Due to air pollution, it is expected that the already aggressive ragweed pollen will become even more allergenic in the future.  Originating in the Americas, ragweed is believed to have come to Europe through imported birdseed, and due to climate change, it’s become widely dispersed across the continent.  Ragweed pollen is very aggressive, and since it doesn’t bloom until late summer, it lengthens the “season” for those who are allergic to it.  Studies have already shown that ragweed plants growing along highways are clearly more allergenic than those growing away from road traffic.  The researchers plan on doing further studies in the future, where they plan on showing that pollen only treated with NO2 can also elicit stronger in vivo reactions.

The Problem with UHC’s New Program

Out in Florida, the battle rages on between one of the country’s largest health insurance corporations and physicians, clinical laboratory managers and pathologists.  This fight started because of the restrictive, burdensome requirements imposed last fall by UnitedHealthcare (UHC) and administered by BeaconLBS on medical laboratory test ordering.  For one Florida rheumatologist, Olga Kromo, this new decision-support system that physicians currently have to use when ordering clinical laboratory tests is highly flawed.

Michael Weilert MD Ogla Kromo

Olga Kromo, the physician who has become an outspoken opponent of the new system imposed by UHC.

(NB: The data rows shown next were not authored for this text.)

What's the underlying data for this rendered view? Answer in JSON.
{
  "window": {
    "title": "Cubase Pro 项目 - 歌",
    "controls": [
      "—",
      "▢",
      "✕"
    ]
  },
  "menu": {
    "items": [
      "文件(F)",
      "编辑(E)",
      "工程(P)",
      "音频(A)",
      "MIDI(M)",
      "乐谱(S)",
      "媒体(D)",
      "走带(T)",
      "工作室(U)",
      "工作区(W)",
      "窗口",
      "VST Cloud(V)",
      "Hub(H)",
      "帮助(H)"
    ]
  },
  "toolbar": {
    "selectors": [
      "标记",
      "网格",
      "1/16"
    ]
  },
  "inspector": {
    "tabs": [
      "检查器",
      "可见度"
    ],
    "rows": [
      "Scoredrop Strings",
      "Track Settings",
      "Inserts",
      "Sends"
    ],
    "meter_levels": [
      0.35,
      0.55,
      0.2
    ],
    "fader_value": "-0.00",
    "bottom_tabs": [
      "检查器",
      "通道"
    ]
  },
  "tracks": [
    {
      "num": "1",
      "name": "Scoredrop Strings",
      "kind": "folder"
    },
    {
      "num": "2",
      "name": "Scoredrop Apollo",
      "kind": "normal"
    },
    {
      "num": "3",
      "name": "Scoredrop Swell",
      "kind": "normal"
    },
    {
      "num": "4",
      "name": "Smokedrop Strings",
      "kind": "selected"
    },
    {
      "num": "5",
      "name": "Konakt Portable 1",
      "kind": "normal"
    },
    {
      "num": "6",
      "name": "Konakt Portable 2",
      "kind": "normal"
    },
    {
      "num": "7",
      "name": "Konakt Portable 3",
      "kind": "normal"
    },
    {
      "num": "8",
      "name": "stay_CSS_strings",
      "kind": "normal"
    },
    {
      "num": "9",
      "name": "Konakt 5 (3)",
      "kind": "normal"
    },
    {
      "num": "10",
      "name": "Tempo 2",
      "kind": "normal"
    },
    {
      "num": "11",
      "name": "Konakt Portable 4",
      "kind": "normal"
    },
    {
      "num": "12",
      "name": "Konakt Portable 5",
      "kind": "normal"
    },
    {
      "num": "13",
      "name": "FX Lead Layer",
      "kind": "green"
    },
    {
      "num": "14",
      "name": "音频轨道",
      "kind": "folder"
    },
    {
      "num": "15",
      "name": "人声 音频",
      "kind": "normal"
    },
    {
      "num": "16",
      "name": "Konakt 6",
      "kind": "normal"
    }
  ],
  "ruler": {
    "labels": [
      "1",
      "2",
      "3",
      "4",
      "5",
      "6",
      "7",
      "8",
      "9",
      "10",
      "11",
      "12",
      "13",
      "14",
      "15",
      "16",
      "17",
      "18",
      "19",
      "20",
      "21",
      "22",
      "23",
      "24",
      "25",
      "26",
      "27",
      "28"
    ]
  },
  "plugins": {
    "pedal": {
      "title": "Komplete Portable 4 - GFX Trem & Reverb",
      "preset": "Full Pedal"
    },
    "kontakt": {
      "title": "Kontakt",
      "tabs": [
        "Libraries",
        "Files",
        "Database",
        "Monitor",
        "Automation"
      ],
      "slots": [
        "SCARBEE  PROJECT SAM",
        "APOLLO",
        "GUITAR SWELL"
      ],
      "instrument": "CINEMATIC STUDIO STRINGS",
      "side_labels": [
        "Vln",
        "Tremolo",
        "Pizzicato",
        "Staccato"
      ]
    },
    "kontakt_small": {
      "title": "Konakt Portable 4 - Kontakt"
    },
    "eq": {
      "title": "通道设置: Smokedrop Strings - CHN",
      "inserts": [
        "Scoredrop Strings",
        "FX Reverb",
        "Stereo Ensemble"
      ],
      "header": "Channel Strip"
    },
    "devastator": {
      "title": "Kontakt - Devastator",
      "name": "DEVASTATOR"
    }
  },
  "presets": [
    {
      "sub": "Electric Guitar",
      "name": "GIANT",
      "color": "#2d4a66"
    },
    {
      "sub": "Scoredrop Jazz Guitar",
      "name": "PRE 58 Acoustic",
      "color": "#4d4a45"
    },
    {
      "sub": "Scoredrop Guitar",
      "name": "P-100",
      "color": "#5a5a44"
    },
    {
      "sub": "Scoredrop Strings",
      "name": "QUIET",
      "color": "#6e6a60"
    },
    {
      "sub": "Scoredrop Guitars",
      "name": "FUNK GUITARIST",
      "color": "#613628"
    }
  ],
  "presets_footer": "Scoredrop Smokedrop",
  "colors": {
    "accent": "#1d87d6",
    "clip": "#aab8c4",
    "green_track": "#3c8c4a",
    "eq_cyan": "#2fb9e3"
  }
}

Other Florida physicians have begun to rally around Kromo, pointing out that the new system is time-consuming, onerous and difficult to use.  Kromo, however, has gone even further, claiming that the BeaconLBS system could have an adverse effect on patient care and increase negative outcomes across the board.  In a recent interview with “The Dark Report”, Kromo has explained that patients with connective tissue disease are at higher risk for other serious health conditions such as lymphoma.  This is true for patients with systemic lupus and Sjögren’s syndrome.  If ordering medical laboratory tests is overly complicated or time-consuming, she said, then patients may not get tested as much as needed for their physician to properly identify complications and spot the signs of ailments such as lymphoma early on.  Kromo is one of four doctors at the Arthritis and Rheumatic Care Center in Miami.

Among patients with lupus and Sjögren’s, Kromo says, there’s a high risk of developing lymphoma.  A clinical laboratory test is recommended for timely monitoring these patients, although UHC says that BeaconLBS needs to pre-authorize the test before doctors can run it.  If long-established clinical guidelines specify that a test is recommended for lupus patients with Sjögren’s, Kromo argues, why would physicians need to request authorization from a health insurer?  Kromo’s argument has raised a serious issue as to why UHS and its contractor, BeaconLBS, are interposing themselves between physicians and patients when physicians are ready to order medical lab tests that UHC requires to be pre-authorized.  Various state and national medical societies have written letters to UHC objecting to this interference with established medical standards of practice.

It takes a particularly long time to use the newly-required system and, since there’s a limited number of electronic interfaces between BeaconLBS and electronic health record systems, physicians need to enter orders for tests twice: once to obtain pre-notification ,and a second time to enter the order in the EHR.  As well as patient care concerns, Kromo has found the BeaconLBS system to be so difficult that those in her four-physician practice aren’t even using it, and instead are having a workaround with another lab.  If Kromo’s practice were to use the BeaconLBS system, she estimated that the phlebotomist on her team would need to stay an extra hour or two every day; just the paperwork for Beacon tests takes about 20 minutes per patient.  And since such a large percentage of Kromo’s patients (95%) need lab tests on almost every visit, this system significantly disrupts patient flow.